▸ ACTION ITEM
Set all the entries down again, unaltered.
Top of DATA IN THIS EXERCISE
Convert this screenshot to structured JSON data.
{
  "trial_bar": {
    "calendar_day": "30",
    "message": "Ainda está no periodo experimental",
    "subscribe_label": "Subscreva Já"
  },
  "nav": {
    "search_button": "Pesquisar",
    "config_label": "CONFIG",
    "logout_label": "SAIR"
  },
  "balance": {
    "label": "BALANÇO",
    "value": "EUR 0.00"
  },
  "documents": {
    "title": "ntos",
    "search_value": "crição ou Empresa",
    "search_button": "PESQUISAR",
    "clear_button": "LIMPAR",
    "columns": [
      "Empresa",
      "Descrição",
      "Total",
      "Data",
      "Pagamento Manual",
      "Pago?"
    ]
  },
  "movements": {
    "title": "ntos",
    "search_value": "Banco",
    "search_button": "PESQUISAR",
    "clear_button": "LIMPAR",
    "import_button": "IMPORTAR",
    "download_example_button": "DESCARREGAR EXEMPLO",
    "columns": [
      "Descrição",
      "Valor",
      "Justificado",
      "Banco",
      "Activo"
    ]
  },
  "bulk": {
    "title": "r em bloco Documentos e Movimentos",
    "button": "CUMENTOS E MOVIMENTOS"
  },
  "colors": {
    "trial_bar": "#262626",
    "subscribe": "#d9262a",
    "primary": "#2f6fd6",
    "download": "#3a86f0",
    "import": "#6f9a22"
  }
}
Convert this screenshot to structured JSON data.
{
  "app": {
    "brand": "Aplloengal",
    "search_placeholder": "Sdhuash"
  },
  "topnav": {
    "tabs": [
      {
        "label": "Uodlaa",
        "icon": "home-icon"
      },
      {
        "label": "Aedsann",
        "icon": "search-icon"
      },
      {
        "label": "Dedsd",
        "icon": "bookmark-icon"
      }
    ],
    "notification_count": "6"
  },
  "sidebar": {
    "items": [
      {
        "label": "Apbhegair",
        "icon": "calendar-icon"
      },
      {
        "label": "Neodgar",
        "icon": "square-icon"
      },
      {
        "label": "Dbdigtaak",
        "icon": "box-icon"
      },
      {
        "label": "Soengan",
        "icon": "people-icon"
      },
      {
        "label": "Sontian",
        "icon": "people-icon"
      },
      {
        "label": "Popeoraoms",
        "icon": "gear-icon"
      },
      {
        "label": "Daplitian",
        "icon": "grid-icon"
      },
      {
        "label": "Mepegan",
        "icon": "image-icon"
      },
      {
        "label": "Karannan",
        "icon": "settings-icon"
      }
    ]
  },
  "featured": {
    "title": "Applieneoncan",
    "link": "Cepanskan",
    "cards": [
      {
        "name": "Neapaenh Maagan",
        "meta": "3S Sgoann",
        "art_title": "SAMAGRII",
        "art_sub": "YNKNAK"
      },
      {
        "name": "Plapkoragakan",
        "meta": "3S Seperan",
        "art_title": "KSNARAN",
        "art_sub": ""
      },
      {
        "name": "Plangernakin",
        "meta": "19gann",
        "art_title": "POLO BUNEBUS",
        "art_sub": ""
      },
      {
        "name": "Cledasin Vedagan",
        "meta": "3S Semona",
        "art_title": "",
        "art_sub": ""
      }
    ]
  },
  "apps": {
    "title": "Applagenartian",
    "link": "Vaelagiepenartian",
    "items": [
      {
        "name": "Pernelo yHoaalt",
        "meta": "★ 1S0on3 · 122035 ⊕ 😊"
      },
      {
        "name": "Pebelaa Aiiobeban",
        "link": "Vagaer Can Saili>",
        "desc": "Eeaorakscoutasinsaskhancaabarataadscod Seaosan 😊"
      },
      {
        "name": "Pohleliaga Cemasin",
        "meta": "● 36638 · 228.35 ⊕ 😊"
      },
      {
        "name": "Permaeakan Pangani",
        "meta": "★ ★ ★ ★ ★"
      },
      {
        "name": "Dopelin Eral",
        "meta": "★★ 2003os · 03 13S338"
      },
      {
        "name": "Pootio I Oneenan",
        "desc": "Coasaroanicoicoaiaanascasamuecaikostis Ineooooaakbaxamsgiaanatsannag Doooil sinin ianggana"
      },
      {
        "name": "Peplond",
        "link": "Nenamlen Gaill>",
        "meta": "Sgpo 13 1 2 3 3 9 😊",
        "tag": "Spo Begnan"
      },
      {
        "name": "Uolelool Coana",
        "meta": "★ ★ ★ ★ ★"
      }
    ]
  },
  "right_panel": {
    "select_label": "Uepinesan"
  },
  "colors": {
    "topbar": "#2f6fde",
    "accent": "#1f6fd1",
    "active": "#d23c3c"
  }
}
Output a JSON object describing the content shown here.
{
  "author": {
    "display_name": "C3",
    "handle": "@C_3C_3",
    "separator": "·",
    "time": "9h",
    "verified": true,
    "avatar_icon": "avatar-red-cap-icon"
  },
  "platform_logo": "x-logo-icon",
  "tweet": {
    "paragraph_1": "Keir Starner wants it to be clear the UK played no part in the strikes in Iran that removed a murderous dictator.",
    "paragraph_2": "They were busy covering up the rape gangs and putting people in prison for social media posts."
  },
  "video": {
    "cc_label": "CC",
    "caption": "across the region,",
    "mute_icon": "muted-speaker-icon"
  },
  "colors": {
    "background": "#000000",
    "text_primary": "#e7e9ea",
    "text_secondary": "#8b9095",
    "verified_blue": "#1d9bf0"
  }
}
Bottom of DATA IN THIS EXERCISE
▸ ANSWER SPACE
Convert this screenshot to structured JSON data.
{
  "trial_bar": {
    "calendar_day": "30",
    "message": "Ainda está no periodo experimental",
    "subscribe_label": "Subscreva Já"
  },
  "nav": {
    "search_button": "Pesquisar",
    "config_label": "CONFIG",
    "logout_label": "SAIR"
  },
  "balance": {
    "label": "BALANÇO",
    "value": "EUR 0.00"
  },
  "documents": {
    "title": "ntos",
    "search_value": "crição ou Empresa",
    "search_button": "PESQUISAR",
    "clear_button": "LIMPAR",
    "columns": [
      "Empresa",
      "Descrição",
      "Total",
      "Data",
      "Pagamento Manual",
      "Pago?"
    ]
  },
  "movements": {
    "title": "ntos",
    "search_value": "Banco",
    "search_button": "PESQUISAR",
    "clear_button": "LIMPAR",
    "import_button": "IMPORTAR",
    "download_example_button": "DESCARREGAR EXEMPLO",
    "columns": [
      "Descrição",
      "Valor",
      "Justificado",
      "Banco",
      "Activo"
    ]
  },
  "bulk": {
    "title": "r em bloco Documentos e Movimentos",
    "button": "CUMENTOS E MOVIMENTOS"
  },
  "colors": {
    "trial_bar": "#262626",
    "subscribe": "#d9262a",
    "primary": "#2f6fd6",
    "download": "#3a86f0",
    "import": "#6f9a22"
  }
}
Convert this screenshot to structured JSON data.
{
  "app": {
    "brand": "Aplloengal",
    "search_placeholder": "Sdhuash"
  },
  "topnav": {
    "tabs": [
      {
        "label": "Uodlaa",
        "icon": "home-icon"
      },
      {
        "label": "Aedsann",
        "icon": "search-icon"
      },
      {
        "label": "Dedsd",
        "icon": "bookmark-icon"
      }
    ],
    "notification_count": "6"
  },
  "sidebar": {
    "items": [
      {
        "label": "Apbhegair",
        "icon": "calendar-icon"
      },
      {
        "label": "Neodgar",
        "icon": "square-icon"
      },
      {
        "label": "Dbdigtaak",
        "icon": "box-icon"
      },
      {
        "label": "Soengan",
        "icon": "people-icon"
      },
      {
        "label": "Sontian",
        "icon": "people-icon"
      },
      {
        "label": "Popeoraoms",
        "icon": "gear-icon"
      },
      {
        "label": "Daplitian",
        "icon": "grid-icon"
      },
      {
        "label": "Mepegan",
        "icon": "image-icon"
      },
      {
        "label": "Karannan",
        "icon": "settings-icon"
      }
    ]
  },
  "featured": {
    "title": "Applieneoncan",
    "link": "Cepanskan",
    "cards": [
      {
        "name": "Neapaenh Maagan",
        "meta": "3S Sgoann",
        "art_title": "SAMAGRII",
        "art_sub": "YNKNAK"
      },
      {
        "name": "Plapkoragakan",
        "meta": "3S Seperan",
        "art_title": "KSNARAN",
        "art_sub": ""
      },
      {
        "name": "Plangernakin",
        "meta": "19gann",
        "art_title": "POLO BUNEBUS",
        "art_sub": ""
      },
      {
        "name": "Cledasin Vedagan",
        "meta": "3S Semona",
        "art_title": "",
        "art_sub": ""
      }
    ]
  },
  "apps": {
    "title": "Applagenartian",
    "link": "Vaelagiepenartian",
    "items": [
      {
        "name": "Pernelo yHoaalt",
        "meta": "★ 1S0on3 · 122035 ⊕ 😊"
      },
      {
        "name": "Pebelaa Aiiobeban",
        "link": "Vagaer Can Saili>",
        "desc": "Eeaorakscoutasinsaskhancaabarataadscod Seaosan 😊"
      },
      {
        "name": "Pohleliaga Cemasin",
        "meta": "● 36638 · 228.35 ⊕ 😊"
      },
      {
        "name": "Permaeakan Pangani",
        "meta": "★ ★ ★ ★ ★"
      },
      {
        "name": "Dopelin Eral",
        "meta": "★★ 2003os · 03 13S338"
      },
      {
        "name": "Pootio I Oneenan",
        "desc": "Coasaroanicoicoaiaanascasamuecaikostis Ineooooaakbaxamsgiaanatsannag Doooil sinin ianggana"
      },
      {
        "name": "Peplond",
        "link": "Nenamlen Gaill>",
        "meta": "Sgpo 13 1 2 3 3 9 😊",
        "tag": "Spo Begnan"
      },
      {
        "name": "Uolelool Coana",
        "meta": "★ ★ ★ ★ ★"
      }
    ]
  },
  "right_panel": {
    "select_label": "Uepinesan"
  },
  "colors": {
    "topbar": "#2f6fde",
    "accent": "#1f6fd1",
    "active": "#d23c3c"
  }
}
Output a JSON object describing the content shown here.
{
  "author": {
    "display_name": "C3",
    "handle": "@C_3C_3",
    "separator": "·",
    "time": "9h",
    "verified": true,
    "avatar_icon": "avatar-red-cap-icon"
  },
  "platform_logo": "x-logo-icon",
  "tweet": {
    "paragraph_1": "Keir Starner wants it to be clear the UK played no part in the strikes in Iran that removed a murderous dictator.",
    "paragraph_2": "They were busy covering up the rape gangs and putting people in prison for social media posts."
  },
  "video": {
    "cc_label": "CC",
    "caption": "across the region,",
    "mute_icon": "muted-speaker-icon"
  },
  "colors": {
    "background": "#000000",
    "text_primary": "#e7e9ea",
    "text_secondary": "#8b9095",
    "verified_blue": "#1d9bf0"
  }
}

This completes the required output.